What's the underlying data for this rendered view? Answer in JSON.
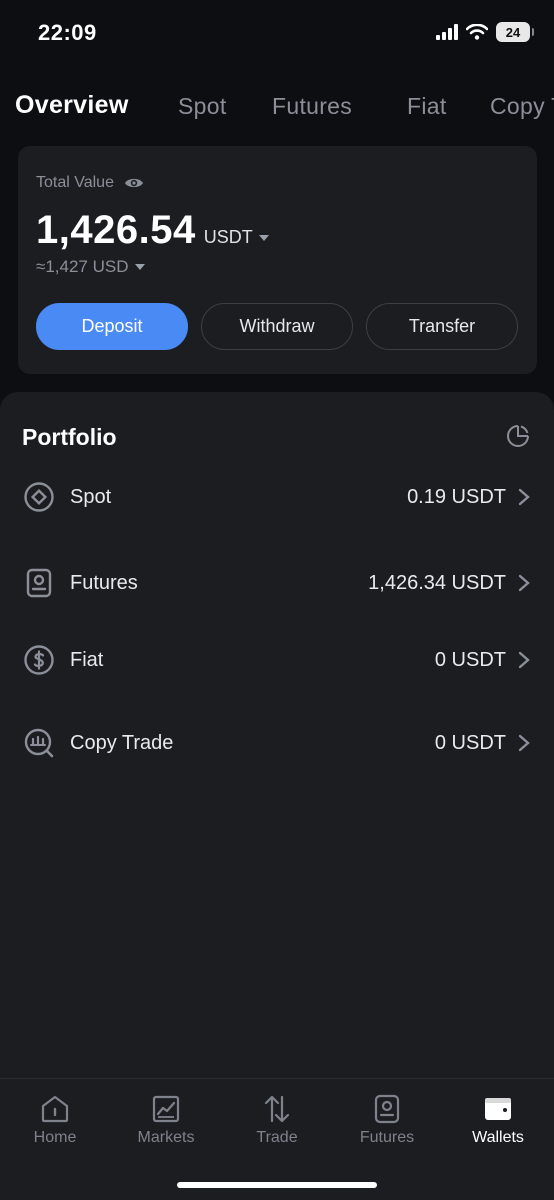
{
  "status": {
    "time": "22:09",
    "battery": "24"
  },
  "tabs": [
    {
      "label": "Overview",
      "active": true
    },
    {
      "label": "Spot"
    },
    {
      "label": "Futures"
    },
    {
      "label": "Fiat"
    },
    {
      "label": "Copy T"
    }
  ],
  "summary": {
    "label": "Total Value",
    "amount": "1,426.54",
    "unit": "USDT",
    "approx": "≈1,427 USD"
  },
  "actions": {
    "deposit": "Deposit",
    "withdraw": "Withdraw",
    "transfer": "Transfer"
  },
  "portfolio": {
    "title": "Portfolio",
    "items": [
      {
        "name": "Spot",
        "value": "0.19 USDT",
        "icon": "spot-icon"
      },
      {
        "name": "Futures",
        "value": "1,426.34 USDT",
        "icon": "futures-icon"
      },
      {
        "name": "Fiat",
        "value": "0 USDT",
        "icon": "dollar-icon"
      },
      {
        "name": "Copy Trade",
        "value": "0 USDT",
        "icon": "copy-trade-icon"
      }
    ]
  },
  "nav": [
    {
      "label": "Home",
      "icon": "home-icon"
    },
    {
      "label": "Markets",
      "icon": "chart-icon"
    },
    {
      "label": "Trade",
      "icon": "trade-arrows-icon"
    },
    {
      "label": "Futures",
      "icon": "futures-icon"
    },
    {
      "label": "Wallets",
      "icon": "wallet-icon",
      "active": true
    }
  ],
  "colors": {
    "accent": "#4a8af4",
    "background": "#0d0e11",
    "card": "#1c1d21"
  }
}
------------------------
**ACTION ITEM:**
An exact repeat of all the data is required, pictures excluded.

**SOLVED EXERCISE:**
What's the underlying data for this rendered view? Answer in JSON.
{
  "status": {
    "time": "22:09",
    "battery": "24"
  },
  "tabs": [
    {
      "label": "Overview",
      "active": true
    },
    {
      "label": "Spot"
    },
    {
      "label": "Futures"
    },
    {
      "label": "Fiat"
    },
    {
      "label": "Copy T"
    }
  ],
  "summary": {
    "label": "Total Value",
    "amount": "1,426.54",
    "unit": "USDT",
    "approx": "≈1,427 USD"
  },
  "actions": {
    "deposit": "Deposit",
    "withdraw": "Withdraw",
    "transfer": "Transfer"
  },
  "portfolio": {
    "title": "Portfolio",
    "items": [
      {
        "name": "Spot",
        "value": "0.19 USDT",
        "icon": "spot-icon"
      },
      {
        "name": "Futures",
        "value": "1,426.34 USDT",
        "icon": "futures-icon"
      },
      {
        "name": "Fiat",
        "value": "0 USDT",
        "icon": "dollar-icon"
      },
      {
        "name": "Copy Trade",
        "value": "0 USDT",
        "icon": "copy-trade-icon"
      }
    ]
  },
  "nav": [
    {
      "label": "Home",
      "icon": "home-icon"
    },
    {
      "label": "Markets",
      "icon": "chart-icon"
    },
    {
      "label": "Trade",
      "icon": "trade-arrows-icon"
    },
    {
      "label": "Futures",
      "icon": "futures-icon"
    },
    {
      "label": "Wallets",
      "icon": "wallet-icon",
      "active": true
    }
  ],
  "colors": {
    "accent": "#4a8af4",
    "background": "#0d0e11",
    "card": "#1c1d21"
  }
}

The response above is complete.